Personalised medicine, which focuses on the concept of providing the right drug for the right patient at the right time, could soon be the next big thing in the life sciences sector
More than two thirds of life sciences companies now cite personalised medicine as an area where they will increasingly look to make acquisitions. But even though the ‘one-size-fits-all’ approach to drug prescription feels out of date, broad indication drugs remain the mainstay of the portfolios of most pharmaceutical companies.
In many cases, this is due to the predictable regulatory path making the development of broad indication drugs more reliable and effective. There is also the huge commercial market for these drugs, with almost half of life sciences companies seeing this as a benefit of developing further treatments. However, this is expected to change due to the highly competitive marketplace, where the struggle for differentiation has never been tougher.
Personalised medicine also offers the promise of higher returns despite smaller potential patient populations, given the more targeted nature of drugs.
Its use is already on the increase with UK research firm Diaceutics saying 19% of therapies on the market today are targeted in some way, up from 6% in 2010.
Carol Loepere, Reed Smith partner in Washington D.C. and chair of the company’s Life Sciences Health Industry Group, believes it represents the future. “There are already over 100 different drugs that are recognised by the FDA as having some type of personalised labeling in their usage,” she said.
Pharmaceutical companies believe technological advances will boost the move towards personalised medicine, such as the greater use of data analytics, but they warn that regulation is by far the biggest challenge inhibiting further such advances.

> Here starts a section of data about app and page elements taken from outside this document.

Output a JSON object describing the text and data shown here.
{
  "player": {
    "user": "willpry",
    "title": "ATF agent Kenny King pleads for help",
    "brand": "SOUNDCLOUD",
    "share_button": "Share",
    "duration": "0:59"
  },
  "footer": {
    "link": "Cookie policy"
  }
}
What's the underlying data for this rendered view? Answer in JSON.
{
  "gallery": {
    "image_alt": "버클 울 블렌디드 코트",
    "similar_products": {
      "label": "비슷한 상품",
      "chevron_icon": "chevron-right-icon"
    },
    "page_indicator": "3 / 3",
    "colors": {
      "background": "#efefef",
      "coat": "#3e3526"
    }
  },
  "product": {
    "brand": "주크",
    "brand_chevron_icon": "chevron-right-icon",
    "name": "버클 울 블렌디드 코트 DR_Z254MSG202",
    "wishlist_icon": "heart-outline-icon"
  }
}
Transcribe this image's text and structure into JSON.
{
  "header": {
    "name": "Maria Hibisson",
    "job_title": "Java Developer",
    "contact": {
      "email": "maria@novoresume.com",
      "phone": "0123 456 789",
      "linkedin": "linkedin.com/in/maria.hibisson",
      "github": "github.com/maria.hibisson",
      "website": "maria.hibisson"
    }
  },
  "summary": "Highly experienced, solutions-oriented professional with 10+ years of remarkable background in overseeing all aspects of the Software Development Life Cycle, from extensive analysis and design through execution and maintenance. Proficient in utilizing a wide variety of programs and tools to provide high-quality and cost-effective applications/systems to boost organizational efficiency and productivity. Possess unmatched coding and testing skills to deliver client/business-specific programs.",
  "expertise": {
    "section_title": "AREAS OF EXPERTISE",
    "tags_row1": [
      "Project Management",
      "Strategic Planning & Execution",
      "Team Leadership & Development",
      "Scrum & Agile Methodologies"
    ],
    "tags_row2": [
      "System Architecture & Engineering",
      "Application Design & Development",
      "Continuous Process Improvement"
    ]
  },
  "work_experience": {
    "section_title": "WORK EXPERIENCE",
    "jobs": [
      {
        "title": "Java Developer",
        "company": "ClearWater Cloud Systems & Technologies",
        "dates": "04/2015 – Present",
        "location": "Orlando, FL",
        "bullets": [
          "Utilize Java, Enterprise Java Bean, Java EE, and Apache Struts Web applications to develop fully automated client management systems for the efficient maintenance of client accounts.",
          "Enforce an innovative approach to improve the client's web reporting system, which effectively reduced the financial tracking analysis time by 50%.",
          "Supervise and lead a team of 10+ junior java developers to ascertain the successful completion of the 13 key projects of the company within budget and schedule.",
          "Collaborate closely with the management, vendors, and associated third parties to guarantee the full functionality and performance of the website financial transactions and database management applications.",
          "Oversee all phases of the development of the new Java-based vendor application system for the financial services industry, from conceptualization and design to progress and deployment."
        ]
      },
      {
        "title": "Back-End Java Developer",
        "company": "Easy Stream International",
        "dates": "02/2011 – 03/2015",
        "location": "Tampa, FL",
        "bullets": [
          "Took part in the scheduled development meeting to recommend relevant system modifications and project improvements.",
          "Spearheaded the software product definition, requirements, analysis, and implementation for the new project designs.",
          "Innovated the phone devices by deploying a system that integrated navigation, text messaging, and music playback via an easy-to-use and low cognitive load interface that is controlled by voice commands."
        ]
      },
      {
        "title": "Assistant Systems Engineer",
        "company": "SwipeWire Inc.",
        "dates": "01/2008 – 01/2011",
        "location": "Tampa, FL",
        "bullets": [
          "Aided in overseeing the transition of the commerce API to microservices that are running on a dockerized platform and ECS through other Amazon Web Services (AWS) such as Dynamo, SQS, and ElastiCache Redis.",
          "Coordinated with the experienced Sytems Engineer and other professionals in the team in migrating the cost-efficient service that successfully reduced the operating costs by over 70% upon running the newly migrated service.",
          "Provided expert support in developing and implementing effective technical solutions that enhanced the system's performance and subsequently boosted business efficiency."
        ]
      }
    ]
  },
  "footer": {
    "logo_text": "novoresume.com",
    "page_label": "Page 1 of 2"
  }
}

The conclusion is that although personalised medicine is undoubtedly an area of huge potential, it will continue to operate alongside traditional broad indication portfolios for the foreseeable future.